Wall Street seeking catalysts to sustain media-stock surge

Third-quarter earnings season will play a big role

The fourth quarter started with a pullback of stock markets after a long rally that began in March, but since then stocks have made a comeback.

Shares of big media and entertainment companies, which recently received love from analysts striking more bullish advertising tones, also were among those that fell and then rebounded.

How the stocks of sector biggies will do through year's end will depend in part on third-quarter earnings season, which kicks off with today's financial update from General Electric, including its NBC Universal unit.

Early earnings reports from the likes of Google have beaten expectations, and Wall Street expects the latest earnings from media and entertainment giants also could provide upside surprises. But investors really are looking for positives on ad-revenue trends and guidance to further drive up stocks during the coming weeks.

Otherwise, sector stocks finally could end their upward run, which has seen many up big year-to-date.

The consensus was for slow, drawn-out ad improvement. But UBS analyst Michael Morris recently upgraded the sector, predicting ad revenue ultimately will rise to pre-recession levels. He boosted his price targets and earnings estimates for this year and next on CBS Corp., Disney and Time Warner.

"Consensus media estimates will be revised upward in the coming months as advertising-revenue outlooks improve," he predicted.

Shares of CBS Corp. already were up about 50% as of the end of the third quarter -- they're up 62% year-to-date as of Thursday's close, Bloomberg said. News Corp. and Viacom follow closely, up 46% apiece as of the end of September and 54% and 50%, respectively, as of Thursday.

Time Warner and Sony also are running ahead in double-digit percentages, up 38% and 34%, respectively, year-to-date, according to Bloomberg, which also shows Disney up 29% this year.

Sector stocks already had handily outperformed the Dow (up 10.7%) and the broad S&P 500 stock index (up 17%) through the end of September.

Among other entertainment stocks, DreamWorks Animation shares are up from $25.26 to $33.67, a 33% gain.

Goldman Sachs analyst Ingrid Chung this month added the stock to her firm's Americas Conviction Buy List, suggesting it could gain steam going into next year.

She raised her 2010 financial estimates on DWA and boosted her price target to $45; that target also incorporates a 25% chance of a takeover at $50 a share.
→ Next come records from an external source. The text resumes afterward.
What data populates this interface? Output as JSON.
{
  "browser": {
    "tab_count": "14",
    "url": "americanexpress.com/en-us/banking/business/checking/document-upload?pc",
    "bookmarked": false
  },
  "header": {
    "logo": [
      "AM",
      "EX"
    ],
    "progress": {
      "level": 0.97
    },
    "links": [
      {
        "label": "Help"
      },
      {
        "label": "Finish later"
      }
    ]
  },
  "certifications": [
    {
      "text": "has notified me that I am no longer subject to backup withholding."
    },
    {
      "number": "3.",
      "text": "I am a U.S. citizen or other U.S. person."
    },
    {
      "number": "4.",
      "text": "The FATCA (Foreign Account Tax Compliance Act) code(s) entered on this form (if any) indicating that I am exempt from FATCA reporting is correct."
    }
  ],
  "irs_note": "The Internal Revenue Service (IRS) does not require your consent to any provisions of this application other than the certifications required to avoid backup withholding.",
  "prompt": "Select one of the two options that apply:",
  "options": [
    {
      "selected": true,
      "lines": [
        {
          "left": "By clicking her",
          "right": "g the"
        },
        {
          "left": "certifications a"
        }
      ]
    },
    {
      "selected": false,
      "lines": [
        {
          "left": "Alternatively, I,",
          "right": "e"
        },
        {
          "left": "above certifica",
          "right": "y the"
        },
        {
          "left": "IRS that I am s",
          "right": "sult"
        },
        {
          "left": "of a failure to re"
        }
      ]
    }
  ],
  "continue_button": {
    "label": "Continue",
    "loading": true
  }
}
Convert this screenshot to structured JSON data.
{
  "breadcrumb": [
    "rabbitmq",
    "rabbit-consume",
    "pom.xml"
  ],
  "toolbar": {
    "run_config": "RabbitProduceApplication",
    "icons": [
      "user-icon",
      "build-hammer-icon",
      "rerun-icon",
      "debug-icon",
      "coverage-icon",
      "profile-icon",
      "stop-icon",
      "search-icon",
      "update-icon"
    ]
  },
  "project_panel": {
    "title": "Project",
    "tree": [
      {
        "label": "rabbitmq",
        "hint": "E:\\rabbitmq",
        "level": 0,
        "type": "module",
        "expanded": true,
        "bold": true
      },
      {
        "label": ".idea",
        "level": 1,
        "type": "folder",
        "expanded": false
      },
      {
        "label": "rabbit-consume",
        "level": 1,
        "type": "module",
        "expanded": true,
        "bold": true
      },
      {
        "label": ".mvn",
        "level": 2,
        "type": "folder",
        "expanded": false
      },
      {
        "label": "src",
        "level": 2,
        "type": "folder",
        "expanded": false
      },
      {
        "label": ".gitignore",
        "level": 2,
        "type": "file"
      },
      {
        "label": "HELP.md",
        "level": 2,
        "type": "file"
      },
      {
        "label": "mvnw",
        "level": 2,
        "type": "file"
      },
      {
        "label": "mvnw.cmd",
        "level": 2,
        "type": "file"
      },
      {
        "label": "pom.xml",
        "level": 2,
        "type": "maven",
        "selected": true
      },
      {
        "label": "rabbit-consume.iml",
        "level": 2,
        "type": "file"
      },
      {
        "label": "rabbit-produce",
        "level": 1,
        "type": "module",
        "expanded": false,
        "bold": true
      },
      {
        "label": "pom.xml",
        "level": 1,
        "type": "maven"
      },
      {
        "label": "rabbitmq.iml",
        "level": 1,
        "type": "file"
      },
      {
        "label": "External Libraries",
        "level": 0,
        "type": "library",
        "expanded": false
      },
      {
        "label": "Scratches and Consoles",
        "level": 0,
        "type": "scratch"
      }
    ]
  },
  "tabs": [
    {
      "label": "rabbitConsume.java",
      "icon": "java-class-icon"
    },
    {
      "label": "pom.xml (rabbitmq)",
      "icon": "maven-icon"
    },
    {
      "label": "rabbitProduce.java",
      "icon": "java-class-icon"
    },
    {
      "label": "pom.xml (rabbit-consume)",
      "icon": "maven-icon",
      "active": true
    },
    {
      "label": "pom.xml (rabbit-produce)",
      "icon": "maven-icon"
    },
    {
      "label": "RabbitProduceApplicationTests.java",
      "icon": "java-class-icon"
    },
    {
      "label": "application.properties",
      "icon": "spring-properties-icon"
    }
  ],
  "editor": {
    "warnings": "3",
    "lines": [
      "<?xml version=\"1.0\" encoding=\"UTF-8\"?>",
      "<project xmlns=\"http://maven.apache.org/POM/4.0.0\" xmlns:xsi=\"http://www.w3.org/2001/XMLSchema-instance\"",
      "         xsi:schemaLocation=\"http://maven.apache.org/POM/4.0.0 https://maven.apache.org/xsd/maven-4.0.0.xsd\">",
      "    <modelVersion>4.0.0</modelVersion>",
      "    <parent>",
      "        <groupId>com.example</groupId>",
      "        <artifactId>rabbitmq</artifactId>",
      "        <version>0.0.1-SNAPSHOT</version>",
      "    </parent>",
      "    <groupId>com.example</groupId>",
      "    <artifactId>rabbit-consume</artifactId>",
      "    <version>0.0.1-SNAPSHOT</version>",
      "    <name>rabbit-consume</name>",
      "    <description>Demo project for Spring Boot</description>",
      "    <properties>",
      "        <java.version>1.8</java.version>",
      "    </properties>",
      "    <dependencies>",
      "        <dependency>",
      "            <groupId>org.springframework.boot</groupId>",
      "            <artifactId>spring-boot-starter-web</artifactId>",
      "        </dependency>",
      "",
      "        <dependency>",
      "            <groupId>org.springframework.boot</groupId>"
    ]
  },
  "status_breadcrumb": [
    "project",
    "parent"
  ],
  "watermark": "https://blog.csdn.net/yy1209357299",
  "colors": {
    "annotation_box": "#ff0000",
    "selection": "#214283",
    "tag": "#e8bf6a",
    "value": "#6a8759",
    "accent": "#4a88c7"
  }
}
TW has been among the potential suitors cited.

Among the things Chung likes: Street estimates, she said, assume lackluster attendance for 3D films next year; "Shrek 4" expectations are still "conservative"; and the firm has a "compelling valuation" that does not incorporate much premium for a potential acquisition.

Viacom and TW have also received some analyst support. UBS' Morris upgraded his rating on Viacom shares last month from "neutral" to "buy" and boosted his price target from $26 to $34. His argument: Viacom's market value has fallen too far below peers.

Later in September, Barclays Capital analyst Anthony DiClemente reiterated his support for Viacom shares, saying they trade at the most attractive price/earnings ratio in all of media. He raised his price target by $5 to $32 and maintained his "overweight" rating.

TW has earned praise recently ahead of its planned AOL separation. Pali Research analyst Richard Greenfield raised his price target by $7 to $35 after raising his 2009 and 2010 financial estimates and predicting more upside for the content businesses.

"There is substantial value-creation potential within TW's existing assets mitigating the need/risks associated with acquisitions (such as Vivendi's 20% stake in NBC Universal, Scripps Networks, DreamWorks Animation, etc.)," he said.

Georg Szalai can be reached at georg.szalai@thr.com.